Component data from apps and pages
◆ ◆ ◆ ◆

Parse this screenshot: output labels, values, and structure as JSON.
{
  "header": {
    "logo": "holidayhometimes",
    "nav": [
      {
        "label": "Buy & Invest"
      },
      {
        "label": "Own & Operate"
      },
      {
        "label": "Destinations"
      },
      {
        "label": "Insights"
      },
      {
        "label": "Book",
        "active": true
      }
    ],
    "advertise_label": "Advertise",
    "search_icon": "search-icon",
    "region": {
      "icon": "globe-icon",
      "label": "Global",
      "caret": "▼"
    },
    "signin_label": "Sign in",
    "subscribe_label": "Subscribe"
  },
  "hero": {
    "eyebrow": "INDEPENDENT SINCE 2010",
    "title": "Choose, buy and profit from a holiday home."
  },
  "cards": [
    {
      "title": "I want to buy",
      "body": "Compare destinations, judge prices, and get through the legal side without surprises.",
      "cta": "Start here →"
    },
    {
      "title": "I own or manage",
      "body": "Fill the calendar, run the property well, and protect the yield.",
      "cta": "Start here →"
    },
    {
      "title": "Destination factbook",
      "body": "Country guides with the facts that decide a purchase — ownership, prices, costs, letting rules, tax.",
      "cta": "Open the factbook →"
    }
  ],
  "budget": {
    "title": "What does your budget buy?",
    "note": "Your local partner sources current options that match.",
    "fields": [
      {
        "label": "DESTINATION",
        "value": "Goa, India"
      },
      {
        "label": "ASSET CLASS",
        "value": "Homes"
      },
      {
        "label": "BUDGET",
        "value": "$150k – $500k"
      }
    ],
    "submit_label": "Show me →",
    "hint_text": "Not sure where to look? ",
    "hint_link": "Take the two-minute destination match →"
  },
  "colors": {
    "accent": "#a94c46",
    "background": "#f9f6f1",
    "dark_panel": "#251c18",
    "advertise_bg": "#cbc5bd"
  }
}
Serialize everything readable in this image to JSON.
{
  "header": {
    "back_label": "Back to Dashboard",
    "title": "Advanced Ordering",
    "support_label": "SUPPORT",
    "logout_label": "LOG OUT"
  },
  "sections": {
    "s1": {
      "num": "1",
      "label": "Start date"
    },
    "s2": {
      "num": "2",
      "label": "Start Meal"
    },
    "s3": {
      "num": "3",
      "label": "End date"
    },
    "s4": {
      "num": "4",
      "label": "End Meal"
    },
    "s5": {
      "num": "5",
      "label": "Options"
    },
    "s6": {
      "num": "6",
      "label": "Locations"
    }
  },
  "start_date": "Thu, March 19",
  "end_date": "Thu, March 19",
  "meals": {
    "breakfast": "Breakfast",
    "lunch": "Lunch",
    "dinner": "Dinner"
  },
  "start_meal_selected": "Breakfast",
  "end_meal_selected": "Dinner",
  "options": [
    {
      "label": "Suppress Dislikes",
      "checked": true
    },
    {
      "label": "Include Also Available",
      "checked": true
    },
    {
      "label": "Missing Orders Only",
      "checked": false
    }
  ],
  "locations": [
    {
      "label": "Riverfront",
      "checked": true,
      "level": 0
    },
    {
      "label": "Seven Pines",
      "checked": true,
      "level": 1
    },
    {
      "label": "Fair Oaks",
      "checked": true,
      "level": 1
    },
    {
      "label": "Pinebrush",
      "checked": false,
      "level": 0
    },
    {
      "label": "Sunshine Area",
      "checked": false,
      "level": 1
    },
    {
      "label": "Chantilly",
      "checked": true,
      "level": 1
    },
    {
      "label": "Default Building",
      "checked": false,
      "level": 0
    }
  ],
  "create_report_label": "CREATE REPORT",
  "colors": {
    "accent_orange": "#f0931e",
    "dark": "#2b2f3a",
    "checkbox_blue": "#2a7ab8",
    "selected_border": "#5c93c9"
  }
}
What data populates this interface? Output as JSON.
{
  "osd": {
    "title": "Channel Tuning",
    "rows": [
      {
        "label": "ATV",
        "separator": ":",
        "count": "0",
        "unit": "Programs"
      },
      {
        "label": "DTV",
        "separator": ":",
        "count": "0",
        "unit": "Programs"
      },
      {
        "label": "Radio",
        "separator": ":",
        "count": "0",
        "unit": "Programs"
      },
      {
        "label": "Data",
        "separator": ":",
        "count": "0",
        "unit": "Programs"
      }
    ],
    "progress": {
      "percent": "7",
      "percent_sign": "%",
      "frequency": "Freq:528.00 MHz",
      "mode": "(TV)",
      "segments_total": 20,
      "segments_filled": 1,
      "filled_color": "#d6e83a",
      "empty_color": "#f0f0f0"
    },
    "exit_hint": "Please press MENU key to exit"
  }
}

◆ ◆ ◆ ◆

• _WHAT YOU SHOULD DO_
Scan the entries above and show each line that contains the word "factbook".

• _WRITTEN ANSWER_
      "title": "Destination factbook",
      "cta": "Open the factbook →"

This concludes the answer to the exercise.